BEGIN

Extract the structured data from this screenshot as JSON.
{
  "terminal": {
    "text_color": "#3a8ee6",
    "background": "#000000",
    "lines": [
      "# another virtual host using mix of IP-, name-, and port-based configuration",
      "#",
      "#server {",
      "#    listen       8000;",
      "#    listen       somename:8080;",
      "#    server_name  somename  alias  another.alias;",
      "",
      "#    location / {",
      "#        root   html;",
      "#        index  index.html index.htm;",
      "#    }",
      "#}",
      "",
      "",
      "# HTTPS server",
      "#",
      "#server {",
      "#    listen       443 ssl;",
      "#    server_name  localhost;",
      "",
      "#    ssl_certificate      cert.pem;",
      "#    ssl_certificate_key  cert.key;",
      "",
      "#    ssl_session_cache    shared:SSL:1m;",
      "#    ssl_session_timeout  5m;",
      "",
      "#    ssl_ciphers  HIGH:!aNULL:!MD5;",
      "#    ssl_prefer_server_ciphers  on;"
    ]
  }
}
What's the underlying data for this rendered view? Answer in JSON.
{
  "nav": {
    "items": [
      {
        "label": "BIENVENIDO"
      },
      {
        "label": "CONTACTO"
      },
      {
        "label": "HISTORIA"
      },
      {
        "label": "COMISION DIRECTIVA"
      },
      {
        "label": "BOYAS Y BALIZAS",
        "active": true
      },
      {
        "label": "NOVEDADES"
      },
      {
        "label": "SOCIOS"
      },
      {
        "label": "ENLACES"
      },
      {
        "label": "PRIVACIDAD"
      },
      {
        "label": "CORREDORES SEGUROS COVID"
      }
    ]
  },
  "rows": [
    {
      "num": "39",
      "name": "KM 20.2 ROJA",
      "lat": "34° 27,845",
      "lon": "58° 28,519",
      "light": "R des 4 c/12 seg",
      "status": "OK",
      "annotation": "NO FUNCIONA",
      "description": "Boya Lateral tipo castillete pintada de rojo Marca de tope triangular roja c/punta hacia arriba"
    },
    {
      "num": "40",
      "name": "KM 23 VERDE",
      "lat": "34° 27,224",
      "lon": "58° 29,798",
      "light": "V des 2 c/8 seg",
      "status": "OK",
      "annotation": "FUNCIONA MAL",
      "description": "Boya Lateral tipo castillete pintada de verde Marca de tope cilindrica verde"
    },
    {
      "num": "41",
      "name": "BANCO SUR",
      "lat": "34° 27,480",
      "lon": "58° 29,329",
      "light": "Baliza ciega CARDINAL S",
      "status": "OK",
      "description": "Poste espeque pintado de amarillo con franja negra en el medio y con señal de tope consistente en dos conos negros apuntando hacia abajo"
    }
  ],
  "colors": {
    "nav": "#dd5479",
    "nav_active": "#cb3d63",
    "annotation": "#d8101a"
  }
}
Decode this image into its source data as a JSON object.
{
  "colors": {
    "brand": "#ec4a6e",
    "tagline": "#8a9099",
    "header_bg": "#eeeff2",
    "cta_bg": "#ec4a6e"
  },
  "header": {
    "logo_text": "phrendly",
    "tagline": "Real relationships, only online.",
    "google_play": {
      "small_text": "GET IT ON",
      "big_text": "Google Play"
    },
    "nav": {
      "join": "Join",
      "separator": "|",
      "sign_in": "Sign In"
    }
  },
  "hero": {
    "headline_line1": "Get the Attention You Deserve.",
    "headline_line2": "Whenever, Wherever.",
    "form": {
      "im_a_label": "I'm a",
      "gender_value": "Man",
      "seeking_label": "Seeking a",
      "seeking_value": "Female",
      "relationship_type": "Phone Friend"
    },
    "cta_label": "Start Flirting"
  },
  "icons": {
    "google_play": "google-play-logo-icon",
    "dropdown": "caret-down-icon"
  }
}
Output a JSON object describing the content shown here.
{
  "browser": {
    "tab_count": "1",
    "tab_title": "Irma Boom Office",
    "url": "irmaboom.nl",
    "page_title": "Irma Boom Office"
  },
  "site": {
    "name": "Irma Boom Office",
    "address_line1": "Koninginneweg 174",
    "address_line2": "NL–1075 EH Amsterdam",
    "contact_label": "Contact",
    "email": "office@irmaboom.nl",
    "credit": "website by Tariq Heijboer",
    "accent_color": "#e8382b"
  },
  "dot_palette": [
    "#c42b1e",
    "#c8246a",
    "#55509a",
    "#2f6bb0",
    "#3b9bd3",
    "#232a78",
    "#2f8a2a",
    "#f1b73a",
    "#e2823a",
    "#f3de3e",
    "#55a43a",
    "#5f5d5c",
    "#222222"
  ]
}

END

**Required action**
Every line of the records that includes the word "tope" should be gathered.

**Reply**
      "description": "Boya Lateral tipo castillete pintada de rojo Marca de tope triangular roja c/punta hacia arriba"
      "description": "Boya Lateral tipo castillete pintada de verde Marca de tope cilindrica verde"
      "description": "Poste espeque pintado de amarillo con franja negra en el medio y con señal de tope consistente en dos conos negros apuntando hacia abajo"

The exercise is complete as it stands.